Thursday, February 25, 2016
Burrnesha or Virgjinesha - the Balkan's Sworn Virgins
Balkan sworn virgins (Albanian: burrnesha or virgjinesha) are women who take a vow of chastity and wear male clothing in order to live as men in the patriarchal northern Albanian society. To a lesser extent, the practice exists, or has existed, in other parts of the western Balkans, including Kosovo, Macedonia, Serbia, Montenegro, Dalmatian hinterland (Croatia) and Bosnia.
The tradition of sworn virgins developed out of the Kanuni i Lekë Dukagjinit (The Code of Lekë Dukagjini, or simply the Kanun), a set of codes and laws developed by Lekë Dukagjini and used from the 15th century until the 20th century. The Kanun is not a religious document – many groups follow it, including Roman Catholics, the Albanian Orthodox, and Muslims.
The Kanun dictates that families must be patrilineal (meaning wealth is inherited through a family's men) and patrilocal (upon marriage, a woman moves into the household of her husband's family). Women are treated like property of the family. Under the Kanun women are stripped of many human rights. They cannot smoke, wear a watch, or vote in their local elections. They cannot buy land, and there are many jobs they are not permitted to hold. There are even establishments that they cannot enter.

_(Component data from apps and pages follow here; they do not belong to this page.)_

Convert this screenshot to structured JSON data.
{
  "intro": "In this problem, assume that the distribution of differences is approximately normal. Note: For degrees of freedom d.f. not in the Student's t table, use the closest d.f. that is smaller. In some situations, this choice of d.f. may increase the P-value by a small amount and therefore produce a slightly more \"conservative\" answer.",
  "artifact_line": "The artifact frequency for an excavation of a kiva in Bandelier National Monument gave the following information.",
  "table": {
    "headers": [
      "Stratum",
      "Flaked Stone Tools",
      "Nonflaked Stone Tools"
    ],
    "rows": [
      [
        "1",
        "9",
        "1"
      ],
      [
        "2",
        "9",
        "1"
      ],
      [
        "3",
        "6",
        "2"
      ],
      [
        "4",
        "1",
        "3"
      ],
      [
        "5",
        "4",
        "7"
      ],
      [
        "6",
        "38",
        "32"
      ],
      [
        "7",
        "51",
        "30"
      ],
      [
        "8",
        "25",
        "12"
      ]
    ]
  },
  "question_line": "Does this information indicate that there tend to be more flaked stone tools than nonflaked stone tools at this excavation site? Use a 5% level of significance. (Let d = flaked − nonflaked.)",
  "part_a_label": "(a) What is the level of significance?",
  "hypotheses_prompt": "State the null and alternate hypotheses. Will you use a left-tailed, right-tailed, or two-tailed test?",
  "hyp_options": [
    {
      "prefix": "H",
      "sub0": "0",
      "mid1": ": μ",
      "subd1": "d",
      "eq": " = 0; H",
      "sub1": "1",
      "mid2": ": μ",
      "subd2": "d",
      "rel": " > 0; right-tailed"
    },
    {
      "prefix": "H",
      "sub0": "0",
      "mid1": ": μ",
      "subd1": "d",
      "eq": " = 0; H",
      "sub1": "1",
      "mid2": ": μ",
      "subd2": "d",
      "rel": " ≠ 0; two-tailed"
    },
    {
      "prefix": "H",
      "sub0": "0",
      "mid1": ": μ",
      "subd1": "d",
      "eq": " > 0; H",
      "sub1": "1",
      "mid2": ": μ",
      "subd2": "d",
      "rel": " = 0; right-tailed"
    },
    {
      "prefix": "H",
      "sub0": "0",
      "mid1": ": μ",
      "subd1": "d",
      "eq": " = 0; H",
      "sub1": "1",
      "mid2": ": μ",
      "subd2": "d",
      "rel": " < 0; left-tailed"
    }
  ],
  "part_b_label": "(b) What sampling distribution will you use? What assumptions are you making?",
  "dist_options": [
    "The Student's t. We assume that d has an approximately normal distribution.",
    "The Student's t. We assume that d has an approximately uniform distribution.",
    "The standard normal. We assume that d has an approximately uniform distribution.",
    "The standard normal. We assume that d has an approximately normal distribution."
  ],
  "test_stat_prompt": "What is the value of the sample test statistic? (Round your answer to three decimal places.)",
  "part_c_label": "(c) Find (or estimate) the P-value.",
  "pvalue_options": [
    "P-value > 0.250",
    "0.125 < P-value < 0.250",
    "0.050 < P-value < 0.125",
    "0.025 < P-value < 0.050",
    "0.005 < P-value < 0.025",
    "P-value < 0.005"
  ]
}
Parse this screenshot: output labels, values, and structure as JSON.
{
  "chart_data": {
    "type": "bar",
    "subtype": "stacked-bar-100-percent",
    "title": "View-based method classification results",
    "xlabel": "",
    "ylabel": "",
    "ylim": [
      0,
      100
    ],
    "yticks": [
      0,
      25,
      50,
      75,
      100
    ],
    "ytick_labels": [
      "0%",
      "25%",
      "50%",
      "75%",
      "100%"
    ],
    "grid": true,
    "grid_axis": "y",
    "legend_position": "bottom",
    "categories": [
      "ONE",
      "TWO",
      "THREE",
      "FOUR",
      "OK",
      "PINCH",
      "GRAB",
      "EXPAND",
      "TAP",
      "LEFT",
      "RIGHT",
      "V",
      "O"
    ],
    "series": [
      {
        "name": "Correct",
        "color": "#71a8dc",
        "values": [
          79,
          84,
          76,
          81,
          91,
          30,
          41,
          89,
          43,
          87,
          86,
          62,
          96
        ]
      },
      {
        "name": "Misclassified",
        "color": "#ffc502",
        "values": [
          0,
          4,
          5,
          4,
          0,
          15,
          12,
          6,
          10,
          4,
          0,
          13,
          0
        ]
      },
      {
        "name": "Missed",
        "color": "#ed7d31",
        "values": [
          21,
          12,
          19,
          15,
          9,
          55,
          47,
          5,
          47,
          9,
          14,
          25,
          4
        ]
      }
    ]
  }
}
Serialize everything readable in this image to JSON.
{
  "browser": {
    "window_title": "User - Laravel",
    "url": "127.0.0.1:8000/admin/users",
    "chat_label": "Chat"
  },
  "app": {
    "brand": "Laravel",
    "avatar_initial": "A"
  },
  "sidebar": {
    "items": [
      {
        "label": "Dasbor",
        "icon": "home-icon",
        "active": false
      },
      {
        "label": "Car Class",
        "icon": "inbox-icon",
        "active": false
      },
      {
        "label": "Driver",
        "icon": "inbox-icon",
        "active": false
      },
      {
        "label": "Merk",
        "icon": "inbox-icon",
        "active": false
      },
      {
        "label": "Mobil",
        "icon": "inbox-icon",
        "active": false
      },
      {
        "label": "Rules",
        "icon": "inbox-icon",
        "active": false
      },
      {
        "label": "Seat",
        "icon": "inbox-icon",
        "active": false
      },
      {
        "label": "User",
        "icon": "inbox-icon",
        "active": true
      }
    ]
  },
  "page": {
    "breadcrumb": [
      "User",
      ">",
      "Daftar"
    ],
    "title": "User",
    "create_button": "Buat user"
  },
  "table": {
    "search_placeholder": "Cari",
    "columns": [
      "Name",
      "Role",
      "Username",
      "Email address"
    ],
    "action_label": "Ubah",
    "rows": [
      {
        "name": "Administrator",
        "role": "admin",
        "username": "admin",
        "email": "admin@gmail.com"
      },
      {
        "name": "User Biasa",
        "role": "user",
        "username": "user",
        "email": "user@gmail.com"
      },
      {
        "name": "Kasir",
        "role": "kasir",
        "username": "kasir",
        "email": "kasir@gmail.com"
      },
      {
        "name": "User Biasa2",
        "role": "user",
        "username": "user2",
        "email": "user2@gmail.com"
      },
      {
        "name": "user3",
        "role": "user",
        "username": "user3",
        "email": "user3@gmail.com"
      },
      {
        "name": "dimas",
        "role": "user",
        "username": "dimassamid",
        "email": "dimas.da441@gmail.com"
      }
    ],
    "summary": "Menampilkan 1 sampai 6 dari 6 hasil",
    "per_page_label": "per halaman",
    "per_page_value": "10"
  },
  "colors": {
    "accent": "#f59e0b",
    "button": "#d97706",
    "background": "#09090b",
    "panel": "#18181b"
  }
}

Diana (pictured) was 17 when he decided to become a burrnesha. Now aged 60 he swims regularly in the cold, grey Adriatic. At school, flouting hostile opinion, she wore trousers, played football and got involved in fights. Her only concession to her gender was her long hair, until she cut it, aged 17. She told her father, she wanted to be a sworn virgin and that her mind was made up. She would not take no for an answer.
Recalling his oath, Diana strikes the table. Then takes another drag on his cigarette. Even as a young girl, aged seven, he had started smoking the lula, the long Albanian pipe.